WHAT YOU ARE ASKED TO DO ▸
Note every line in the entries that contains the string "JSON", and copy it.

::::::::::

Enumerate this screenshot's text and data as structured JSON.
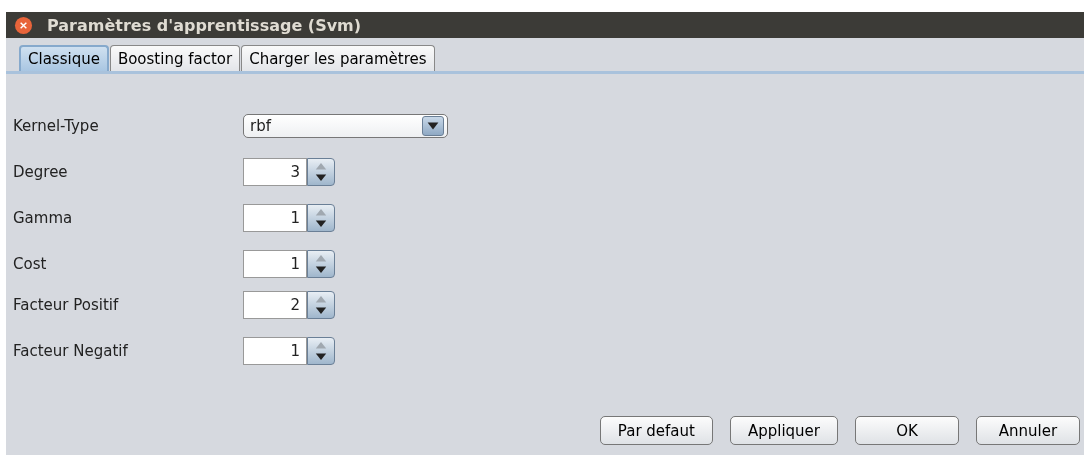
{
  "window": {
    "title": "Paramètres d'apprentissage (Svm)"
  },
  "tabs": [
    {
      "label": "Classique",
      "selected": true
    },
    {
      "label": "Boosting factor",
      "selected": false
    },
    {
      "label": "Charger les paramètres",
      "selected": false
    }
  ],
  "fields": [
    {
      "kind": "combo",
      "label": "Kernel-Type",
      "value": "rbf"
    },
    {
      "kind": "spinner",
      "label": "Degree",
      "value": "3"
    },
    {
      "kind": "spinner",
      "label": "Gamma",
      "value": "1"
    },
    {
      "kind": "spinner",
      "label": "Cost",
      "value": "1"
    },
    {
      "kind": "spinner",
      "label": "Facteur Positif",
      "value": "2"
    },
    {
      "kind": "spinner",
      "label": "Facteur Negatif",
      "value": "1"
    }
  ],
  "buttons": [
    "Par defaut",
    "Appliquer",
    "OK",
    "Annuler"
  ]
}
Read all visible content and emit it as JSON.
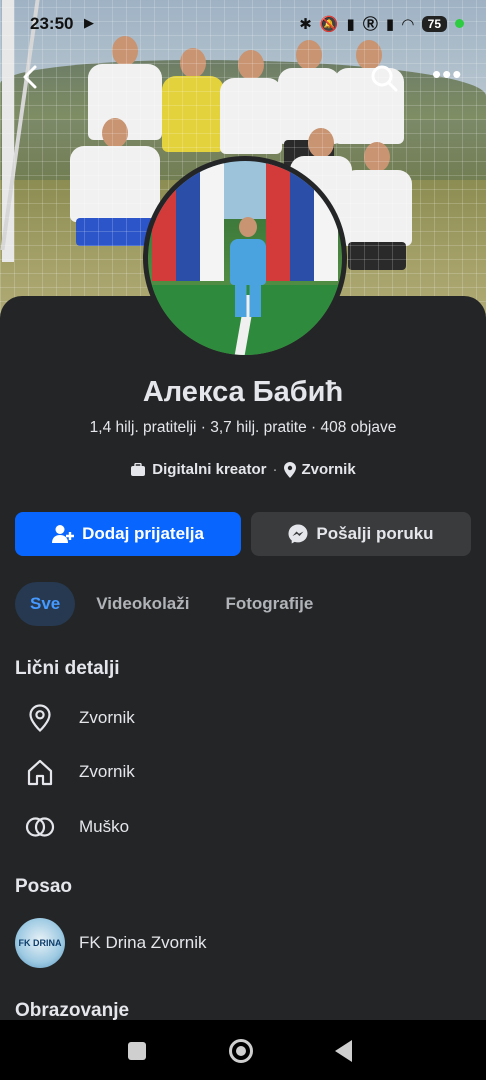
{
  "status_bar": {
    "time": "23:50",
    "battery": "75"
  },
  "profile": {
    "name": "Алекса Бабић",
    "stats": "1,4 hilj. pratitelji · 3,7 hilj. pratite · 408 objave",
    "category": "Digitalni kreator",
    "location": "Zvornik"
  },
  "actions": {
    "add_friend": "Dodaj prijatelja",
    "send_message": "Pošalji poruku"
  },
  "tabs": [
    {
      "label": "Sve",
      "active": true
    },
    {
      "label": "Videokolaži",
      "active": false
    },
    {
      "label": "Fotografije",
      "active": false
    }
  ],
  "details": {
    "title": "Lični detalji",
    "items": [
      {
        "icon": "location-pin-icon",
        "text": "Zvornik"
      },
      {
        "icon": "home-icon",
        "text": "Zvornik"
      },
      {
        "icon": "gender-rings-icon",
        "text": "Muško"
      }
    ]
  },
  "work": {
    "title": "Posao",
    "employer": "FK Drina Zvornik",
    "logo_text": "FK DRINA"
  },
  "education": {
    "title": "Obrazovanje"
  },
  "colors": {
    "background": "#242526",
    "primary_button": "#0866ff",
    "secondary_button": "#3a3b3c",
    "active_tab_bg": "#263951",
    "active_tab_text": "#4599ff"
  }
}
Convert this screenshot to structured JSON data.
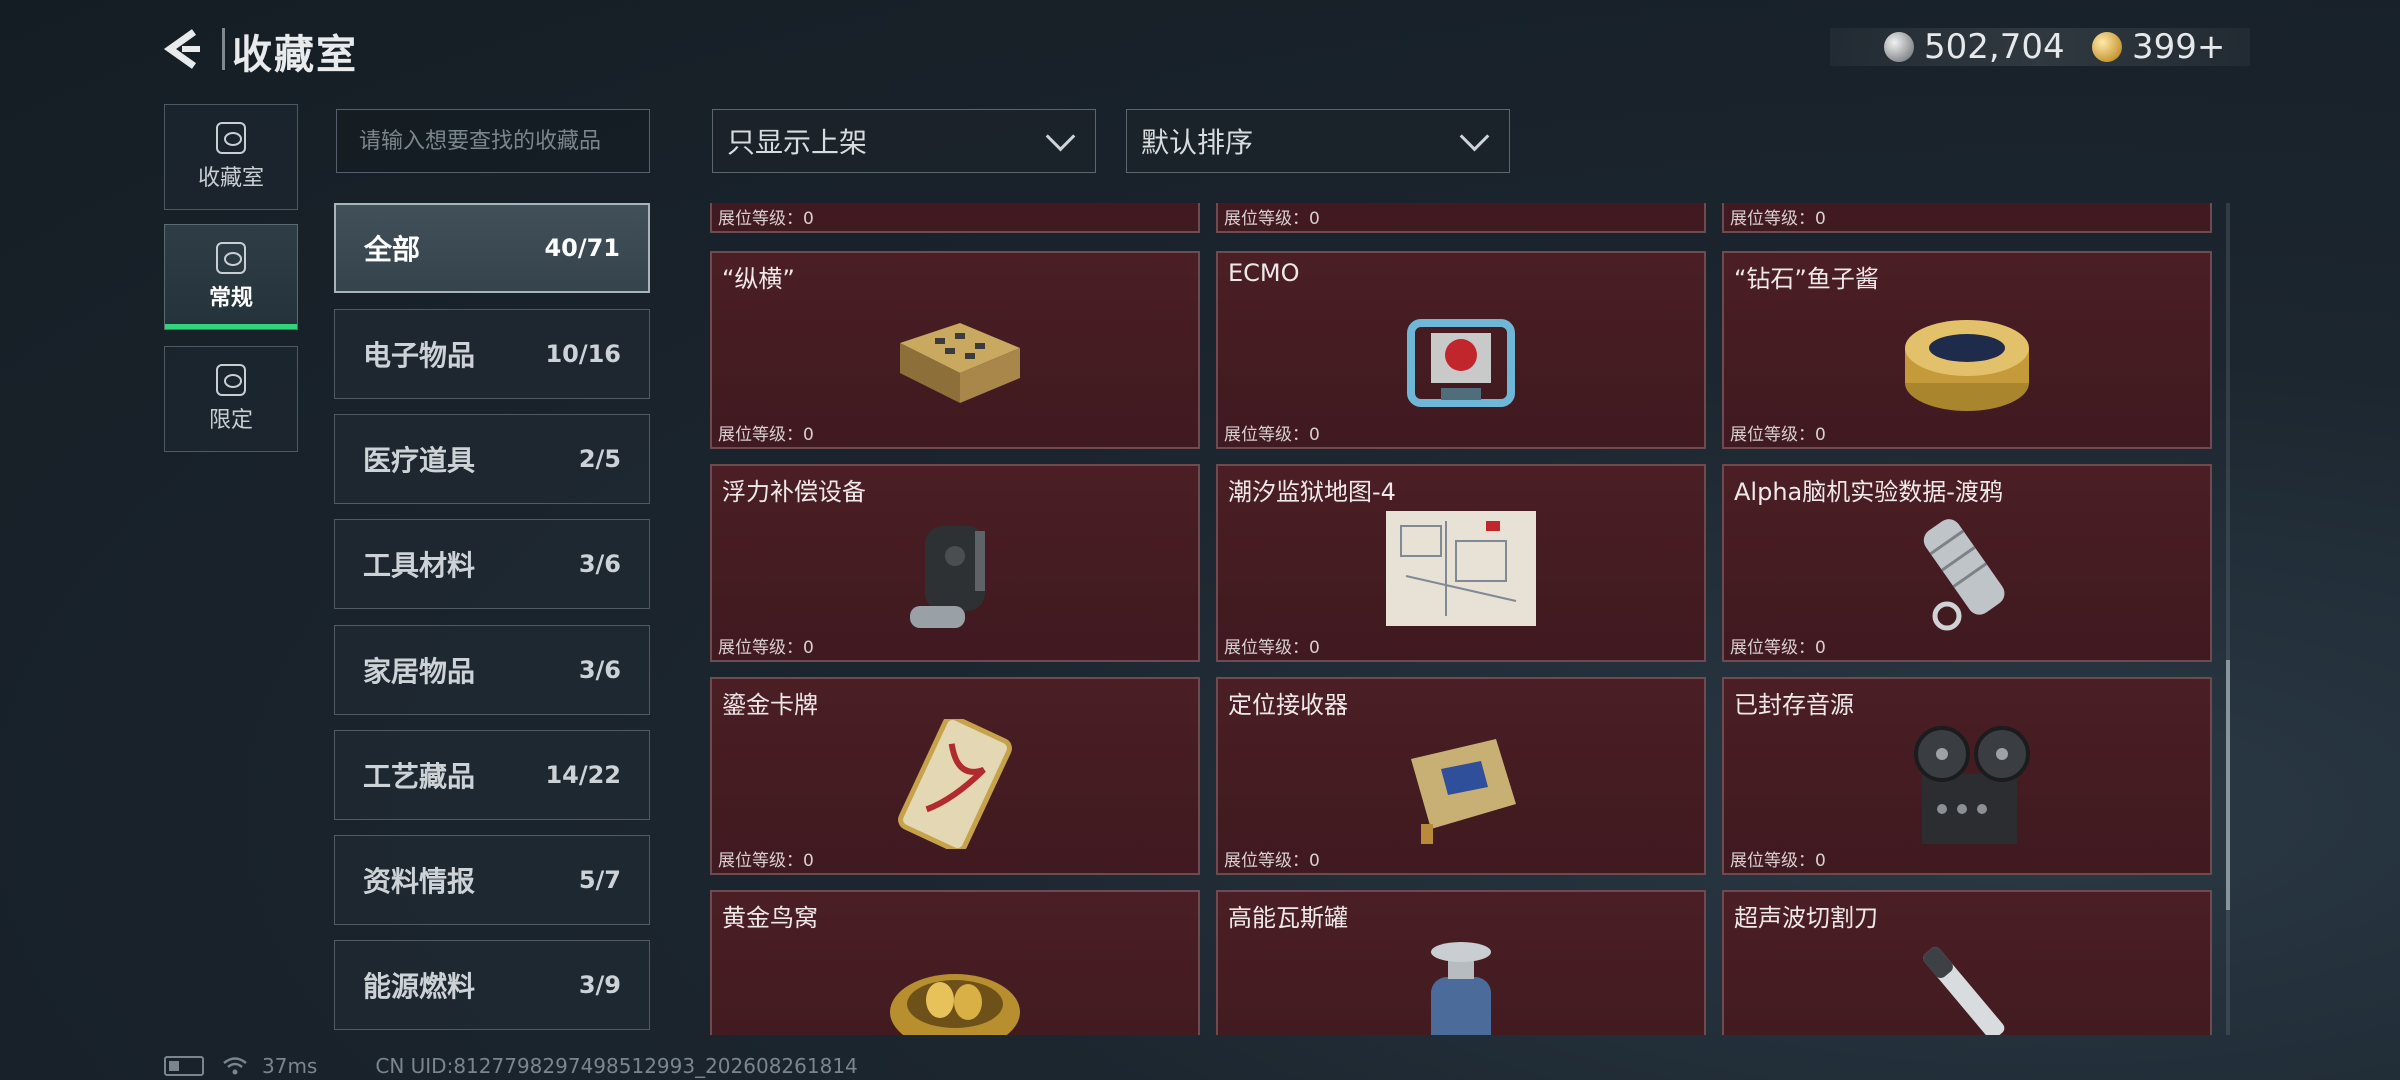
{
  "header": {
    "title": "收藏室",
    "currency": [
      {
        "icon": "silver-coin-icon",
        "value": "502,704"
      },
      {
        "icon": "gold-coin-icon",
        "value": "399+"
      }
    ]
  },
  "side_tabs": [
    {
      "label": "收藏室",
      "icon": "collection-room-icon",
      "active": false
    },
    {
      "label": "常规",
      "icon": "regular-icon",
      "active": true
    },
    {
      "label": "限定",
      "icon": "limited-icon",
      "active": false
    }
  ],
  "search": {
    "placeholder": "请输入想要查找的收藏品"
  },
  "categories": [
    {
      "name": "全部",
      "count": "40/71",
      "active": true
    },
    {
      "name": "电子物品",
      "count": "10/16"
    },
    {
      "name": "医疗道具",
      "count": "2/5"
    },
    {
      "name": "工具材料",
      "count": "3/6"
    },
    {
      "name": "家居物品",
      "count": "3/6"
    },
    {
      "name": "工艺藏品",
      "count": "14/22"
    },
    {
      "name": "资料情报",
      "count": "5/7"
    },
    {
      "name": "能源燃料",
      "count": "3/9"
    }
  ],
  "filters": {
    "shelf": "只显示上架",
    "sort": "默认排序"
  },
  "level_label": "展位等级：0",
  "items": [
    {
      "name": "",
      "icon": "partial-item-icon"
    },
    {
      "name": "",
      "icon": "partial-item-icon"
    },
    {
      "name": "",
      "icon": "partial-item-icon"
    },
    {
      "name": "“纵横”",
      "icon": "chess-box-icon"
    },
    {
      "name": "ECMO",
      "icon": "ecmo-machine-icon"
    },
    {
      "name": "“钻石”鱼子酱",
      "icon": "caviar-tin-icon"
    },
    {
      "name": "浮力补偿设备",
      "icon": "buoyancy-device-icon"
    },
    {
      "name": "潮汐监狱地图-4",
      "icon": "map-icon"
    },
    {
      "name": "Alpha脑机实验数据-渡鸦",
      "icon": "data-canister-icon"
    },
    {
      "name": "鎏金卡牌",
      "icon": "gilded-card-icon"
    },
    {
      "name": "定位接收器",
      "icon": "receiver-icon"
    },
    {
      "name": "已封存音源",
      "icon": "reel-recorder-icon"
    },
    {
      "name": "黄金鸟窝",
      "icon": "golden-nest-icon"
    },
    {
      "name": "高能瓦斯罐",
      "icon": "gas-canister-icon"
    },
    {
      "name": "超声波切割刀",
      "icon": "ultrasonic-knife-icon"
    }
  ],
  "footer": {
    "ping": "37ms",
    "uid": "CN UID:8127798297498512993_202608261814"
  }
}
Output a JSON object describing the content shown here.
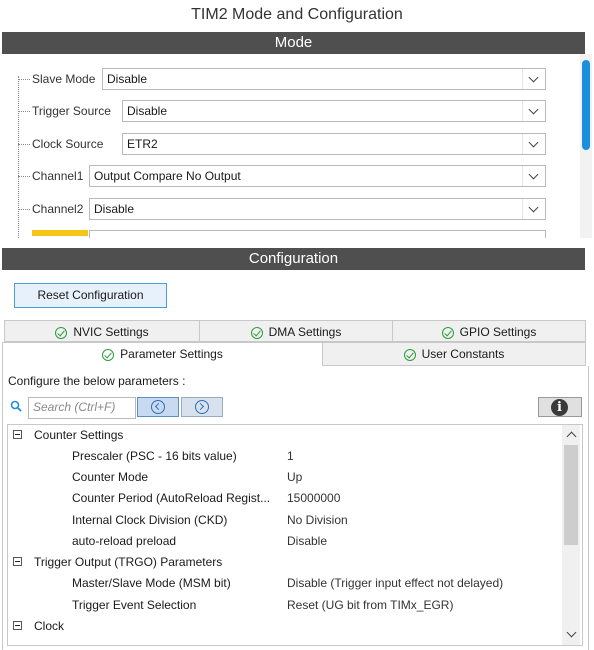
{
  "window_title": "TIM2 Mode and Configuration",
  "mode_header": "Mode",
  "mode_fields": [
    {
      "label": "Slave Mode",
      "value": "Disable"
    },
    {
      "label": "Trigger Source",
      "value": "Disable"
    },
    {
      "label": "Clock Source",
      "value": "ETR2"
    },
    {
      "label": "Channel1",
      "value": "Output Compare No Output"
    },
    {
      "label": "Channel2",
      "value": "Disable"
    }
  ],
  "config_header": "Configuration",
  "reset_button": "Reset Configuration",
  "tabs_top": [
    {
      "label": "NVIC Settings"
    },
    {
      "label": "DMA Settings"
    },
    {
      "label": "GPIO Settings"
    }
  ],
  "tabs_bottom": [
    {
      "label": "Parameter Settings",
      "active": true
    },
    {
      "label": "User Constants",
      "active": false
    }
  ],
  "hint_text": "Configure the below parameters :",
  "search": {
    "placeholder": "Search (Ctrl+F)"
  },
  "info_glyph": "i",
  "param_groups": [
    {
      "name": "Counter Settings",
      "params": [
        {
          "name": "Prescaler (PSC - 16 bits value)",
          "value": "1"
        },
        {
          "name": "Counter Mode",
          "value": "Up"
        },
        {
          "name": "Counter Period (AutoReload Regist...",
          "value": "15000000"
        },
        {
          "name": "Internal Clock Division (CKD)",
          "value": "No Division"
        },
        {
          "name": "auto-reload preload",
          "value": "Disable"
        }
      ]
    },
    {
      "name": "Trigger Output (TRGO) Parameters",
      "params": [
        {
          "name": "Master/Slave Mode (MSM bit)",
          "value": "Disable (Trigger input effect not delayed)"
        },
        {
          "name": "Trigger Event Selection",
          "value": "Reset (UG bit from TIMx_EGR)"
        }
      ]
    },
    {
      "name": "Clock",
      "params": []
    }
  ],
  "colors": {
    "header_bar": "#4f4f4f",
    "accent": "#1c8ede",
    "check": "#2a9d3a"
  }
}
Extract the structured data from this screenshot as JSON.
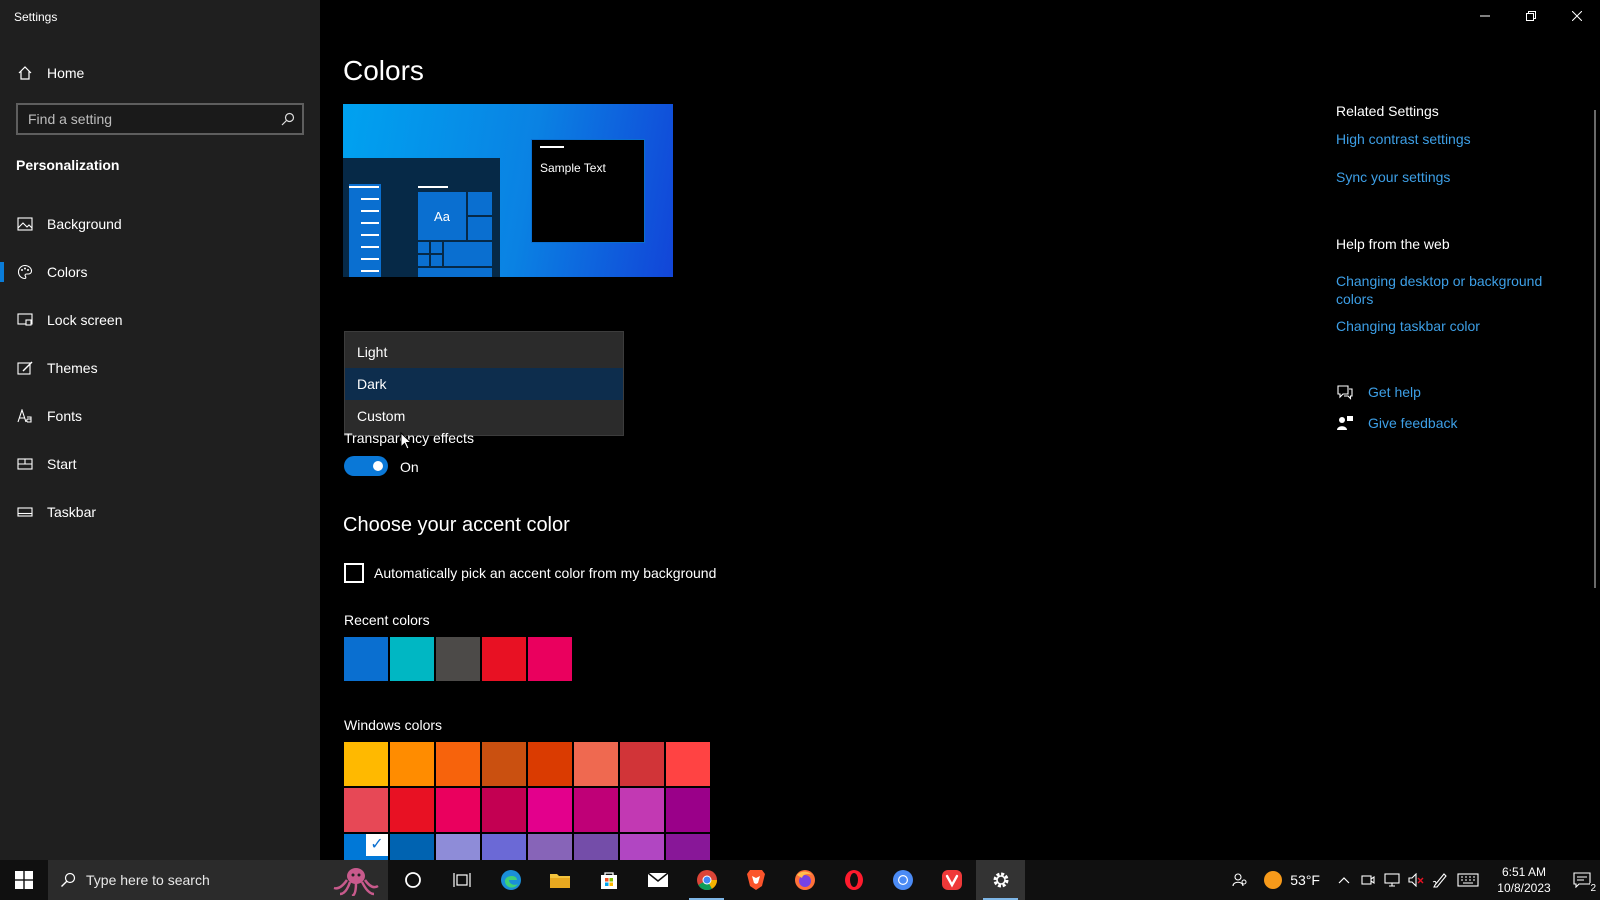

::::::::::

ANSWER TO THIS EXERCISE ▸
Enumerate this screenshot's text and data as structured JSON.
Read all visible content and emit it as JSON.
Convert this screenshot to structured JSON data.
Output a JSON object describing the content shown here.
Extract the structured data from this screenshot as JSON.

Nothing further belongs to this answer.